“We’re generating rings in the water,” DiBona says.
DiBona is particularly proud of the company’s progress with plastics. Every year, Novo Nordisk produces about 550 million plastic insulin pens, most of which end up in garbage cans. “When you look at our footprint, it’s a big part of it,” DiBona says.
To begin addressing this, last year the company piloted a take-back program. At pharmacies in three large cities in Denmark, patients picking up their medicine could return used plastic pens. The parts were then upcycled: Some were used to make office chairs in collaboration with a Danish design firm, while glass from the insulin vials was melted down to create lamps. DiBona says the take-back program will expand to other countries soon.
Another company trying to close the loop on plastic waste is Stericycle. The compliance company specializes in collecting and disposing of controlled substances, medical waste, biohazardous material and sharps. Through its Sharps Management Service, Stericycle provides reusable sharps containers to hospitals, pharmacies and clinics, then picks them up, cleans them in a high-temperature, high-pressure process and ships them back out. The containers can be used a couple hundred times.
Last year, the program diverted an estimated 104 million pounds of plastic from landfills, according to Stericycle’s latest corporate social responsibility report. In recent years, Stericycle has also brought in new leadership from large logistics companies to improve its routing efficiencies.
There’s an obvious, if often overlooked, benefit to this type of streamlining, and it goes back to the correlation between the greenest and highest-growth pharma companies in the McMaster University study. Improving sustainability is not just good for corporate image; it can also help the bottom line.
“Sustainability is about doing the right thing that makes the right business decision,” says Jennifer Koenig, VP of environmental, social and governance for Stericycle. “You can make lots of environmentally correct decisions, but if they cost so much that you can’t be profitable, that’s not sustainable.”
In a warming planet with more extreme weather, strengthening resiliency and efficiency throughout the corporate product chain will become more necessary. Just look back to 2017, when Pfizer’s manufacturing facilities in Puerto Rico were wiped out during a devastating hurricane season, resulting in a loss of an estimated $195 million in inventory.
For Novo Nordisk’s DiBona, the next phase of progress won’t truly begin until solutions are implemented industrywide.
“With the take-back program, we appreciate what we can do as one company with one brand of device,” she explains. “But if this were an industry solution — imagine how we could scale that to a much bigger degree?”

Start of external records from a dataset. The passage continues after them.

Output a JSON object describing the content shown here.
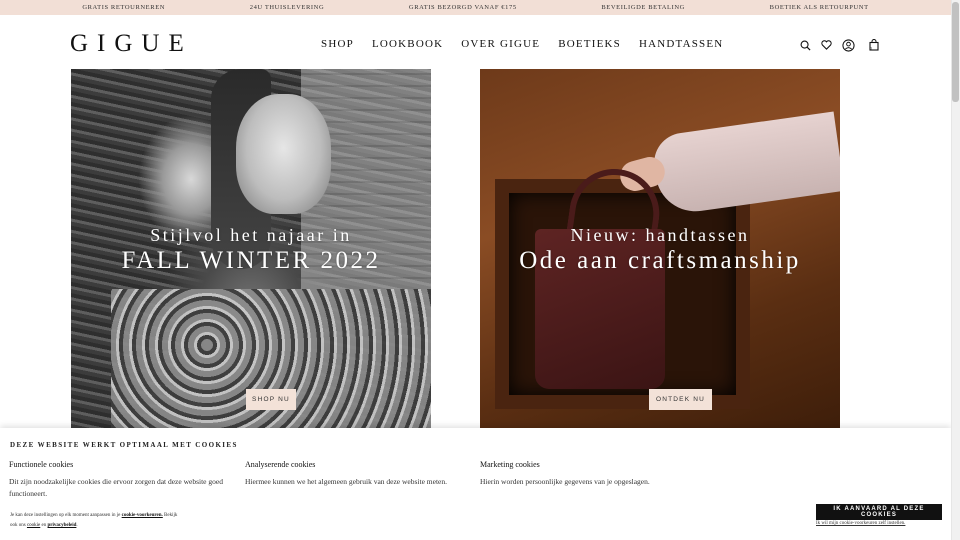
{
  "promo": {
    "items": [
      "Gratis retourneren",
      "24u thuislevering",
      "Gratis bezorgd vanaf €175",
      "Beveiligde betaling",
      "Boetiek als retourpunt"
    ]
  },
  "header": {
    "logo": "GIGUE",
    "nav": [
      "SHOP",
      "LOOKBOOK",
      "OVER GIGUE",
      "BOETIEKS",
      "HANDTASSEN"
    ],
    "bag_count": "0"
  },
  "hero": {
    "left": {
      "subtitle": "Stijlvol het najaar in",
      "title": "FALL WINTER 2022",
      "button": "Shop nu"
    },
    "right": {
      "subtitle": "Nieuw: handtassen",
      "title": "Ode aan craftsmanship",
      "button": "Ontdek nu"
    }
  },
  "cookie": {
    "title": "Deze website werkt optimaal met cookies",
    "functional": {
      "heading": "Functionele cookies",
      "text": "Dit zijn noodzakelijke cookies die ervoor zorgen dat deze website goed functioneert."
    },
    "analytics": {
      "heading": "Analyserende cookies",
      "text": "Hiermee kunnen we het algemeen gebruik van deze website meten."
    },
    "marketing": {
      "heading": "Marketing cookies",
      "text": "Hierin worden persoonlijke gegevens van je opgeslagen."
    },
    "note_prefix": "Je kan deze instellingen op elk moment aanpassen in je ",
    "note_link1": "cookie-voorkeuren.",
    "note_mid": " Bekijk ook ons ",
    "note_link2": "cookie",
    "note_and": " en ",
    "note_link3": "privacybeleid",
    "note_end": ".",
    "accept_button": "Ik aanvaard al deze cookies",
    "self_link": "Ik wil mijn cookie-voorkeuren zelf instellen."
  }
}
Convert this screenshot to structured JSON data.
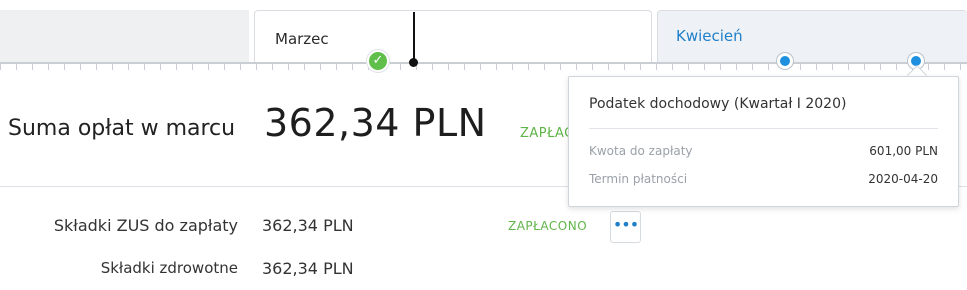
{
  "months": {
    "current_label": "Marzec",
    "next_label": "Kwiecień"
  },
  "timeline": {
    "paid_icon": "check-icon",
    "due_icon": "due-dot-icon"
  },
  "summary": {
    "label": "Suma opłat w marcu",
    "amount": "362,34 PLN",
    "status": "ZAPŁACO"
  },
  "rows": [
    {
      "label": "Składki ZUS do zapłaty",
      "amount": "362,34 PLN",
      "status": "ZAPŁACONO",
      "more_label": "•••"
    },
    {
      "label": "Składki zdrowotne",
      "amount": "362,34 PLN"
    }
  ],
  "tooltip": {
    "title": "Podatek dochodowy (Kwartał I 2020)",
    "items": [
      {
        "key": "Kwota do zapłaty",
        "value": "601,00 PLN"
      },
      {
        "key": "Termin płatności",
        "value": "2020-04-20"
      }
    ]
  },
  "colors": {
    "accent_blue": "#1f7fc8",
    "paid_green": "#5fb548",
    "cursor": "#111111"
  }
}
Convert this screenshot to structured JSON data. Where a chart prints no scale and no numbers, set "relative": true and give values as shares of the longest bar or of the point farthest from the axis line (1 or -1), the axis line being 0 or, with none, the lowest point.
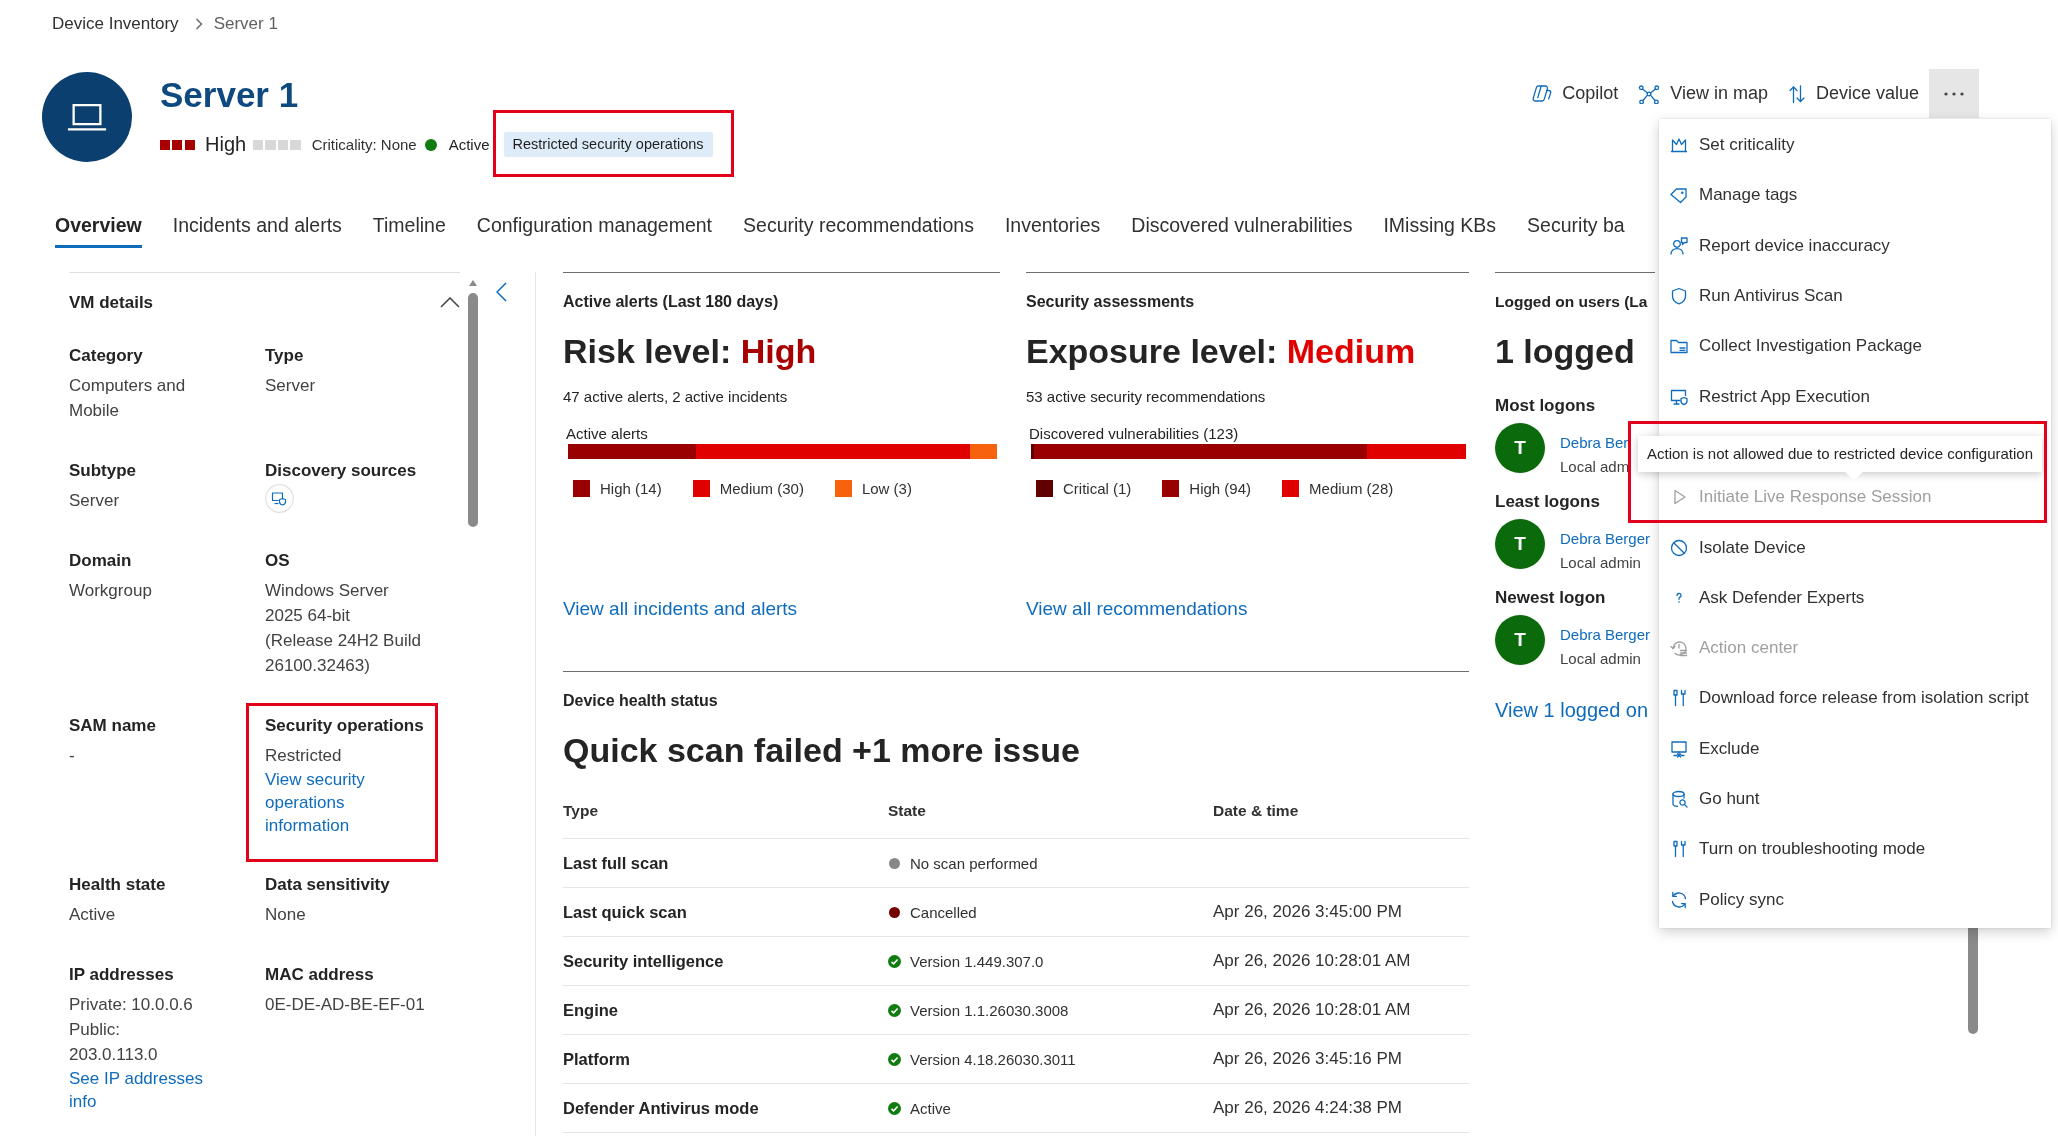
{
  "breadcrumb": [
    {
      "label": "Device Inventory",
      "current": false
    },
    {
      "label": "Server 1",
      "current": true
    }
  ],
  "device": {
    "name": "Server 1",
    "risk": {
      "label": "High",
      "level": 1
    },
    "criticality": {
      "label": "Criticality: None",
      "level": 0
    },
    "status": {
      "label": "Active",
      "kind": "active"
    },
    "badge": {
      "label": "Restricted security operations",
      "highlighted": true
    }
  },
  "actions": [
    {
      "label": "Copilot"
    },
    {
      "label": "View in map"
    },
    {
      "label": "Device value"
    }
  ],
  "more_button": {
    "expanded": true
  },
  "tabs": [
    {
      "label": "Overview",
      "selected": true
    },
    {
      "label": "Incidents and alerts",
      "selected": false
    },
    {
      "label": "Timeline",
      "selected": false
    },
    {
      "label": "Configuration management",
      "selected": false
    },
    {
      "label": "Security recommendations",
      "selected": false
    },
    {
      "label": "Inventories",
      "selected": false
    },
    {
      "label": "Discovered vulnerabilities",
      "selected": false
    },
    {
      "label": "IMissing KBs",
      "selected": false
    },
    {
      "label": "Security ba",
      "selected": false
    }
  ],
  "vm_details": {
    "title": "VM details",
    "expanded": true,
    "fields": [
      {
        "kind": "text",
        "label": "Category",
        "lines": [
          "Computers and Mobile"
        ],
        "highlighted": false
      },
      {
        "kind": "text",
        "label": "Type",
        "lines": [
          "Server"
        ],
        "highlighted": false
      },
      {
        "kind": "text",
        "label": "Subtype",
        "lines": [
          "Server"
        ],
        "highlighted": false
      },
      {
        "kind": "icon",
        "label": "Discovery sources",
        "highlighted": false
      },
      {
        "kind": "text",
        "label": "Domain",
        "lines": [
          "Workgroup"
        ],
        "highlighted": false
      },
      {
        "kind": "text",
        "label": "OS",
        "lines": [
          "Windows Server 2025 64-bit (Release 24H2 Build 26100.32463)"
        ],
        "highlighted": false
      },
      {
        "kind": "text",
        "label": "SAM name",
        "lines": [
          "-"
        ],
        "highlighted": false
      },
      {
        "kind": "text",
        "label": "Security operations",
        "lines": [
          "Restricted"
        ],
        "link": "View security operations information",
        "highlighted": true
      },
      {
        "kind": "text",
        "label": "Health state",
        "lines": [
          "Active"
        ],
        "highlighted": false
      },
      {
        "kind": "text",
        "label": "Data sensitivity",
        "lines": [
          "None"
        ],
        "highlighted": false
      },
      {
        "kind": "text",
        "label": "IP addresses",
        "lines": [
          "Private: 10.0.0.6",
          "Public: 203.0.113.0"
        ],
        "link": "See IP addresses info",
        "highlighted": false
      },
      {
        "kind": "text",
        "label": "MAC address",
        "lines": [
          "0E-DE-AD-BE-EF-01"
        ],
        "highlighted": false
      }
    ]
  },
  "summary_cards": [
    {
      "heading": "Active alerts (Last 180 days)",
      "headline": "Risk level:",
      "rating": "High",
      "color": "#a80000",
      "summary": "47 active alerts, 2 active incidents",
      "chart_data": {
        "type": "bar",
        "title": "Active alerts",
        "orientation": "horizontal",
        "stacked": true,
        "relative": true,
        "legend": "bottom",
        "categories": [
          null
        ],
        "series": [
          {
            "name": "High (14)",
            "color": "#990000",
            "values": [
              0.298
            ]
          },
          {
            "name": "Medium (30)",
            "color": "#e00000",
            "values": [
              0.638
            ]
          },
          {
            "name": "Low (3)",
            "color": "#f7630c",
            "values": [
              0.064
            ]
          }
        ]
      },
      "link": "View all incidents and alerts"
    },
    {
      "heading": "Security assessments",
      "headline": "Exposure level:",
      "rating": "Medium",
      "color": "#e00000",
      "summary": "53 active security recommendations",
      "chart_data": {
        "type": "bar",
        "title": "Discovered vulnerabilities (123)",
        "orientation": "horizontal",
        "stacked": true,
        "relative": true,
        "legend": "bottom",
        "categories": [
          null
        ],
        "series": [
          {
            "name": "Critical (1)",
            "color": "#600000",
            "values": [
              0.008
            ]
          },
          {
            "name": "High (94)",
            "color": "#990000",
            "values": [
              0.764
            ]
          },
          {
            "name": "Medium (28)",
            "color": "#e00000",
            "values": [
              0.228
            ]
          }
        ]
      },
      "link": "View all recommendations"
    }
  ],
  "health": {
    "heading": "Device health status",
    "headline": "Quick scan failed +1 more issue",
    "columns": [
      "Type",
      "State",
      "Date & time"
    ],
    "rows": [
      {
        "type": "Last full scan",
        "state": {
          "kind": "dot",
          "color": "#8a8886",
          "text": "No scan performed"
        }
      },
      {
        "type": "Last quick scan",
        "state": {
          "kind": "dot",
          "color": "#750000",
          "text": "Cancelled"
        },
        "date": "Apr 26, 2026 3:45:00 PM"
      },
      {
        "type": "Security intelligence",
        "state": {
          "kind": "check",
          "color": "#107c10",
          "text": "Version 1.449.307.0"
        },
        "date": "Apr 26, 2026 10:28:01 AM"
      },
      {
        "type": "Engine",
        "state": {
          "kind": "check",
          "color": "#107c10",
          "text": "Version 1.1.26030.3008"
        },
        "date": "Apr 26, 2026 10:28:01 AM"
      },
      {
        "type": "Platform",
        "state": {
          "kind": "check",
          "color": "#107c10",
          "text": "Version 4.18.26030.3011"
        },
        "date": "Apr 26, 2026 3:45:16 PM"
      },
      {
        "type": "Defender Antivirus mode",
        "state": {
          "kind": "check",
          "color": "#107c10",
          "text": "Active"
        },
        "date": "Apr 26, 2026 4:24:38 PM"
      }
    ]
  },
  "logged_on_users": {
    "heading": "Logged on users (La",
    "headline": "1 logged",
    "groups": [
      {
        "title": "Most logons",
        "initial": "T",
        "name": "Debra Ber",
        "role": "Local adm"
      },
      {
        "title": "Least logons",
        "initial": "T",
        "name": "Debra Berger",
        "role": "Local admin"
      },
      {
        "title": "Newest logon",
        "initial": "T",
        "name": "Debra Berger",
        "role": "Local admin"
      }
    ],
    "link": "View 1 logged on"
  },
  "menu": {
    "items": [
      {
        "label": "Set criticality",
        "disabled": false,
        "highlighted": false
      },
      {
        "label": "Manage tags",
        "disabled": false,
        "highlighted": false
      },
      {
        "label": "Report device inaccuracy",
        "disabled": false,
        "highlighted": false
      },
      {
        "label": "Run Antivirus Scan",
        "disabled": false,
        "highlighted": false
      },
      {
        "label": "Collect Investigation Package",
        "disabled": false,
        "highlighted": false
      },
      {
        "label": "Restrict App Execution",
        "disabled": false,
        "highlighted": false
      },
      {
        "label": "Initiate Live Response Session",
        "disabled": true,
        "highlighted": true,
        "tooltip": "Action is not allowed due to restricted device configuration"
      },
      {
        "label": "Isolate Device",
        "disabled": false,
        "highlighted": false
      },
      {
        "label": "Ask Defender Experts",
        "disabled": false,
        "highlighted": false
      },
      {
        "label": "Action center",
        "disabled": true,
        "highlighted": false
      },
      {
        "label": "Download force release from isolation script",
        "disabled": false,
        "highlighted": false
      },
      {
        "label": "Exclude",
        "disabled": false,
        "highlighted": false
      },
      {
        "label": "Go hunt",
        "disabled": false,
        "highlighted": false
      },
      {
        "label": "Turn on troubleshooting mode",
        "disabled": false,
        "highlighted": false
      },
      {
        "label": "Policy sync",
        "disabled": false,
        "highlighted": false
      }
    ]
  }
}
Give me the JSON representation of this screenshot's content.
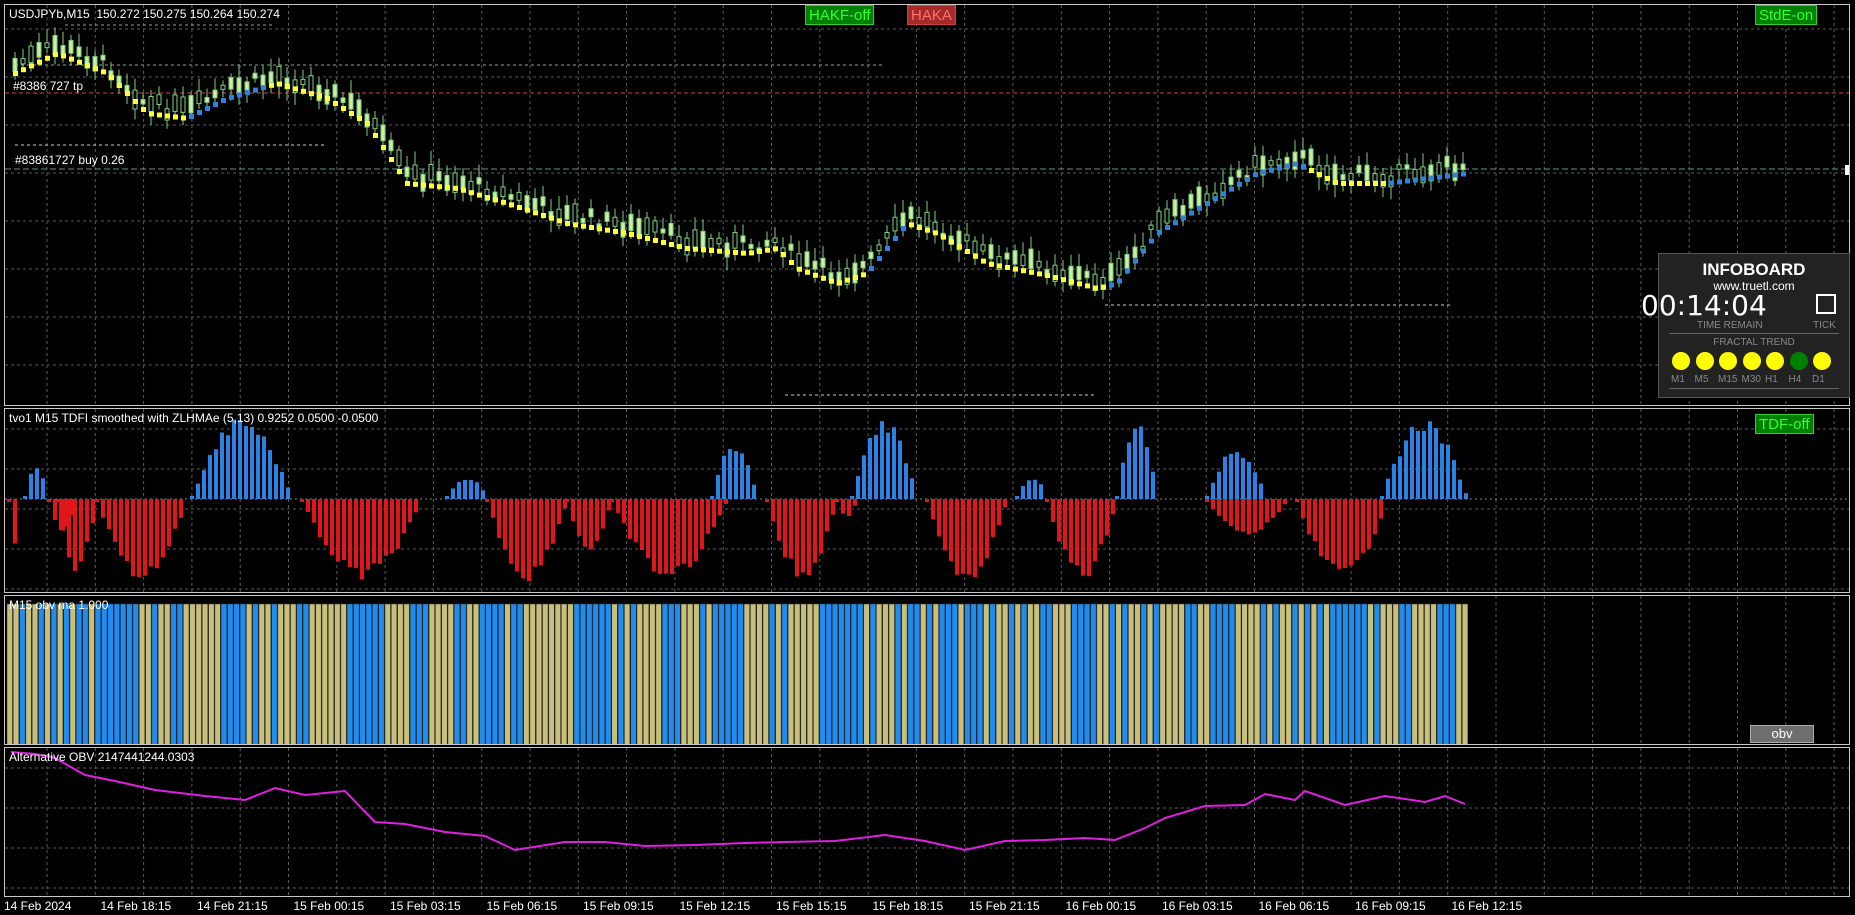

Eventually, sustainability will just be integrated into every strategy decision a company makes. New environmental initiatives will no longer be heralded by press releases; they’ll just be the way of doing business. “Progress” on this front is only measurable now because the pharma industry — all industries, really, and the species as a whole — is in the early phase of a profound shift, and the clock is ticking. The only question is how much agency they, and we, will have in determining what that looks like.
“It’s an interesting dynamic. By going for big impact, you can actually run the risk of being less visible,” DiBona says. “Maybe silence is actually a good sign. Let’s see if that’s how it turns out.”